**Problem statement**:
Wherever a line in the records below contains "title", copy that line.

**Material provided**:
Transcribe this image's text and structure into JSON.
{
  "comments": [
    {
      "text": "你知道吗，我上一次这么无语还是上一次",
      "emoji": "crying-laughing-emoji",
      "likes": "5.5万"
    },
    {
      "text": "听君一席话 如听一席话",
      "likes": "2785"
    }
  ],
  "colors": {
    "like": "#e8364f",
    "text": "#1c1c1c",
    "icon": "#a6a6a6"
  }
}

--

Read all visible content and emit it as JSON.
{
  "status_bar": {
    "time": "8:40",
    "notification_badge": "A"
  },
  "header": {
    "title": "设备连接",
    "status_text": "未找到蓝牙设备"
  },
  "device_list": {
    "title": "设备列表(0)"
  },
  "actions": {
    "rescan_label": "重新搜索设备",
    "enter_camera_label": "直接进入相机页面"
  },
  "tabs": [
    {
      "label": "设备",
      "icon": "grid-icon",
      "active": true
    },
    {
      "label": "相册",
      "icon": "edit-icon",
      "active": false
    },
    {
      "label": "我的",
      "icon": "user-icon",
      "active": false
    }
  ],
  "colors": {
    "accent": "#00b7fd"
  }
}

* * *

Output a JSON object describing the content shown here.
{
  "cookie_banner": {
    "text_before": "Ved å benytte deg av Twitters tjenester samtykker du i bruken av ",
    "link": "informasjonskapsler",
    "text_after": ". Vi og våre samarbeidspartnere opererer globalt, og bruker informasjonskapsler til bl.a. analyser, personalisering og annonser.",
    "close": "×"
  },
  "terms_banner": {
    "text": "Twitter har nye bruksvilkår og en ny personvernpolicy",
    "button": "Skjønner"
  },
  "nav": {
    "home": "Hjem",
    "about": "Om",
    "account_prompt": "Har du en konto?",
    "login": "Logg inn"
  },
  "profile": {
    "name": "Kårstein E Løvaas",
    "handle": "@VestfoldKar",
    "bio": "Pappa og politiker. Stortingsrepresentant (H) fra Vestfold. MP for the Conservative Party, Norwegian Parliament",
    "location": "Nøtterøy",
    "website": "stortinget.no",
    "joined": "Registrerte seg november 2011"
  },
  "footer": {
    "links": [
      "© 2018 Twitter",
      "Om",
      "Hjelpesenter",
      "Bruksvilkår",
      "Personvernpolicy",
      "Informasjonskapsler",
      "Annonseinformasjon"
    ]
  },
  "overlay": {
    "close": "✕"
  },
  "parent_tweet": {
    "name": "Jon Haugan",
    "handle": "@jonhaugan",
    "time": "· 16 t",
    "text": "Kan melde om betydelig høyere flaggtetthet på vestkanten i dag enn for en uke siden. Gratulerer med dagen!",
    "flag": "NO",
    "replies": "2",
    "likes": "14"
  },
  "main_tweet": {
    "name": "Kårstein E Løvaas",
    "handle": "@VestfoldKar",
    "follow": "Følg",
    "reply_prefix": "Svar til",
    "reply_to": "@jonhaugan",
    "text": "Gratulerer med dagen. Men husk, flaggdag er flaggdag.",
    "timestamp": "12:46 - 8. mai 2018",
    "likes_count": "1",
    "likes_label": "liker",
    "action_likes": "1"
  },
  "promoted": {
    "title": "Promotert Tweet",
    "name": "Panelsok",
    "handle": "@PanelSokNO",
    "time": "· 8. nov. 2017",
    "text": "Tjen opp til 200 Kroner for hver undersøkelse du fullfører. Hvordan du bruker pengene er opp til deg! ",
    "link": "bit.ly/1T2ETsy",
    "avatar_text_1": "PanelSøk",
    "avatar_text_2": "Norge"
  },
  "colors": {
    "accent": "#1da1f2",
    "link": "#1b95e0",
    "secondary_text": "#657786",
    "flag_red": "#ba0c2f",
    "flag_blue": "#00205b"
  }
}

**Answer box**:
    "title": "设备连接",
    "title": "设备列表(0)"
    "title": "Promotert Tweet",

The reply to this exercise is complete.